Perhaps “Just say no” is what’s really on BE MORE CHILL’S mind, for a computer-pill is still a drug. And yet, one of the final lines in the show seems to be an endorsement for Ecstasy. The show loses its way in the last 15 minutes, but Iconis and Tracz give us the confidence that they’re going to get it right as they continue to work on the show.

Iconis does fall prey to some false accents (Je-re-MEE, as opposed to JER-eh-mee) which do seem to accumulate as the show continues. Nevertheless, a lyricist who knows the value of a rhyming dictionary and uses it is not to be remotely dismissed but must be cherished.

Tracz has provided some laugh-out-loud lines. One of the school’s most dazzling beauties (and a VERY mean girl) shows up for auditions and wonders aloud “Has this theater always been here?” A jock congratulates Christine on her performance last year as Romeo’s Juliet and that he liked her “victory dance.” She informs him that “It’s called a bow.”

You’d think that an actor named like Jason Sweettooth Williams would be one of the teens. No, he’s the one adult on hand who plays the school’s pretentious drama teacher as well as a most bizarre shoe store employee and Jeremy’s father, which takes up most of his performance.

Williams is wonderful as Mr. Heere, partly because the writers haven’t stacked the deck by making him a damn fool.

What could be another well-worn plot device – a son embarrassed by his father – gets a refreshing new slant, too. Jeremy isn’t hypercritical of his dad in standard teen fashion (which certainly happens between mother and daughter in GETTIN’). Even Mr. Heere knows way down deep that his shortcomings are making life harder for Jeremy and works hard to change his own trajectory. Williams conveys this all extraordinarily well and also gets to deliver a great twist on the word “loser.”

Was able director Stephen Brackett responsible for the marvelous in-joke during the pretentious drama teacher’s production of A MIDSUMMER’S NIGHT-MARE? Or was it actress Tiffany Mann. While she delivered Helena’s line “Never did mockers waste more idle breath,” she acknowledged the greatest sin actors can commit: indicating. When she got to the word “waste” she dramatically pointed to her waist.

Stephanie Hsu is a charming Christine, who partly loves doing theater because the script and stage directions provide the discipline on how she’s to behave. Jason Tam is an imperious and impenetrable Squip and George Salazar puts a hearty heart on his sleeve as Michael.

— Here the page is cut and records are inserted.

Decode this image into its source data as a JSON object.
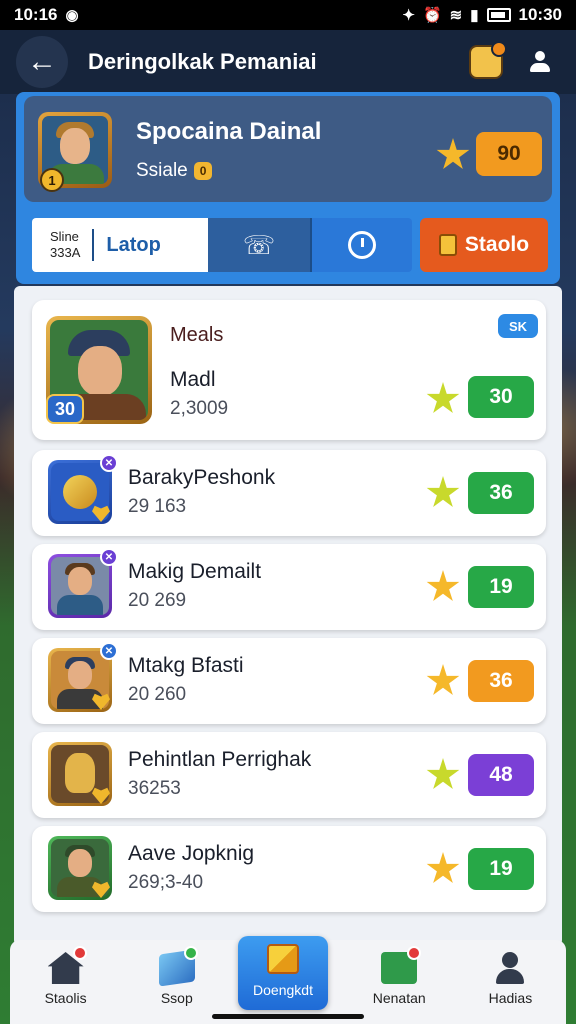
{
  "status_bar": {
    "time_left": "10:16",
    "time_right": "10:30"
  },
  "header": {
    "title": "Deringolkak Pemaniai"
  },
  "profile": {
    "name": "Spocaina Dainal",
    "subtitle": "Ssiale",
    "level_badge": "0",
    "score": "90",
    "level": "1"
  },
  "tabs": {
    "stacked_line1": "Sline",
    "stacked_line2": "333A",
    "active_label": "Latop",
    "action_button": "Staolo"
  },
  "featured": {
    "category": "Meals",
    "name": "Madl",
    "score": "2,3009",
    "level": "30",
    "value": "30",
    "corner_tag": "SK"
  },
  "rows": [
    {
      "name": "BarakyPeshonk",
      "score": "29 163",
      "value": "36",
      "star": "lime",
      "pill": "green"
    },
    {
      "name": "Makig Demailt",
      "score": "20 269",
      "value": "19",
      "star": "gold",
      "pill": "green"
    },
    {
      "name": "Mtakg Bfasti",
      "score": "20 260",
      "value": "36",
      "star": "gold",
      "pill": "orange"
    },
    {
      "name": "Pehintlan Perrighak",
      "score": "36253",
      "value": "48",
      "star": "lime",
      "pill": "purple"
    },
    {
      "name": "Aave Jopknig",
      "score": "269;3-40",
      "value": "19",
      "star": "gold",
      "pill": "green"
    }
  ],
  "bottom_nav": {
    "items": [
      "Staolis",
      "Ssop",
      "Doengkdt",
      "Nenatan",
      "Hadias"
    ]
  },
  "colors": {
    "accent_blue": "#2f86e0",
    "orange": "#f29a1f",
    "green": "#27a847",
    "purple": "#7b3fd6"
  }
}
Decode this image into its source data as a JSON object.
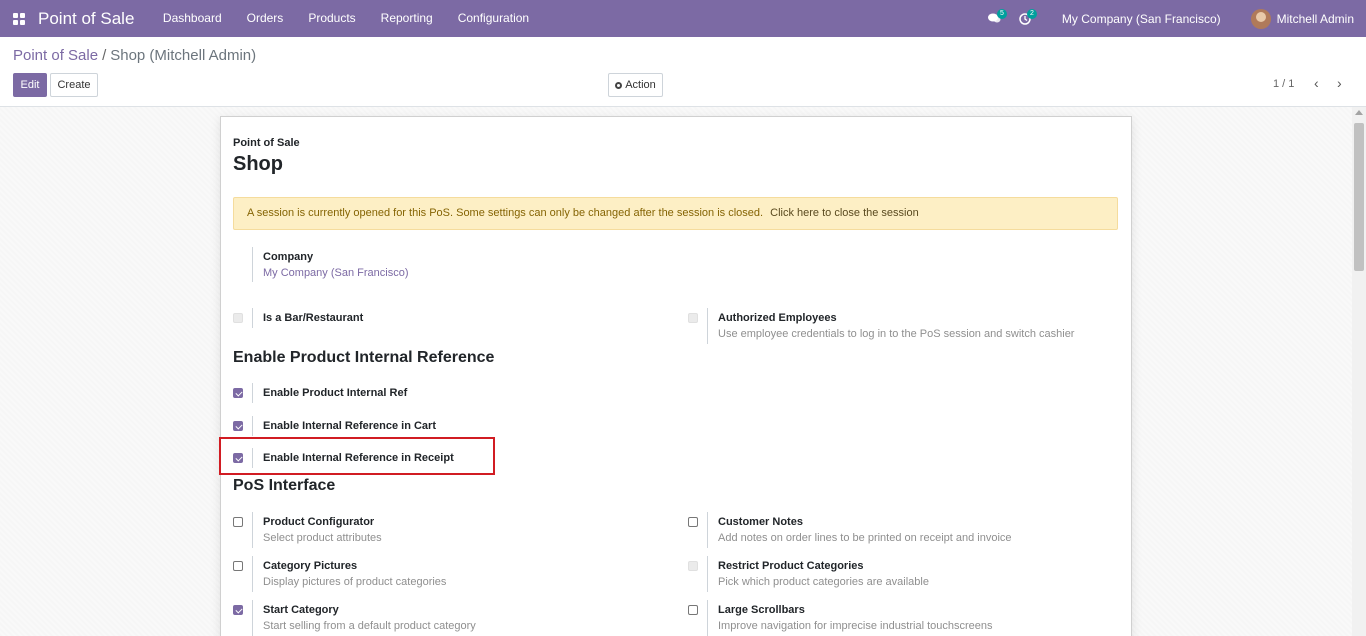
{
  "navbar": {
    "brand": "Point of Sale",
    "menu": [
      "Dashboard",
      "Orders",
      "Products",
      "Reporting",
      "Configuration"
    ],
    "messages_count": "5",
    "activities_count": "2",
    "company": "My Company (San Francisco)",
    "user": "Mitchell Admin"
  },
  "control": {
    "breadcrumb_parent": "Point of Sale",
    "breadcrumb_separator": "/",
    "breadcrumb_current": "Shop (Mitchell Admin)",
    "edit_label": "Edit",
    "create_label": "Create",
    "action_label": "Action",
    "pager": "1 / 1",
    "prev": "‹",
    "next": "›"
  },
  "form": {
    "label": "Point of Sale",
    "title": "Shop",
    "alert_text": "A session is currently opened for this PoS. Some settings can only be changed after the session is closed.",
    "alert_link": "Click here to close the session",
    "company_label": "Company",
    "company_value": "My Company (San Francisco)",
    "bar_restaurant": {
      "label": "Is a Bar/Restaurant",
      "checked": false
    },
    "authorized_employees": {
      "label": "Authorized Employees",
      "desc": "Use employee credentials to log in to the PoS session and switch cashier",
      "checked": false
    },
    "section_internal_ref": "Enable Product Internal Reference",
    "internal_ref": [
      {
        "label": "Enable Product Internal Ref",
        "checked": true
      },
      {
        "label": "Enable Internal Reference in Cart",
        "checked": true
      },
      {
        "label": "Enable Internal Reference in Receipt",
        "checked": true
      }
    ],
    "section_pos_interface": "PoS Interface",
    "pos_interface_left": [
      {
        "label": "Product Configurator",
        "desc": "Select product attributes",
        "checked": false
      },
      {
        "label": "Category Pictures",
        "desc": "Display pictures of product categories",
        "checked": false
      },
      {
        "label": "Start Category",
        "desc": "Start selling from a default product category",
        "checked": true
      }
    ],
    "pos_interface_right": [
      {
        "label": "Customer Notes",
        "desc": "Add notes on order lines to be printed on receipt and invoice",
        "checked": false
      },
      {
        "label": "Restrict Product Categories",
        "desc": "Pick which product categories are available",
        "checked": false
      },
      {
        "label": "Large Scrollbars",
        "desc": "Improve navigation for imprecise industrial touchscreens",
        "checked": false
      }
    ]
  }
}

I’m in the miniscule minority in thinking that what Ben Platt showed in DEAR EVAN HANSEN was all surface. (Have I lost you all now and forever?) Will Roland, who had the smaller role of Jared in that musical, is Jeremy here and gives the real under-the-skin and into-the-brain performance that would make him an exceptional Evan.

If BE MORE CHILL doesn’t move to Broadway (and I hope it does), more I cannot wish Roland than to get his chance at the role. My, he’d be great. In the meantime, he’s giving the performance of the season.

Did the terrific lines or the FAST-TIMES-AT-RIDGEMONT-HIGH sensibility come from Tracz or Ned Vizzini’s novel? Only those who have read his book can say for sure.

Yes, you read that right: BE MORE CHILL is based on a novel. In an age where so many complain that the vast majority of new Broadway musicals are based on films (or, perhaps more accurately, movies), finding that there are young writers who still read is part (but only a part) of the satisfaction that BE MORE CHILL gives.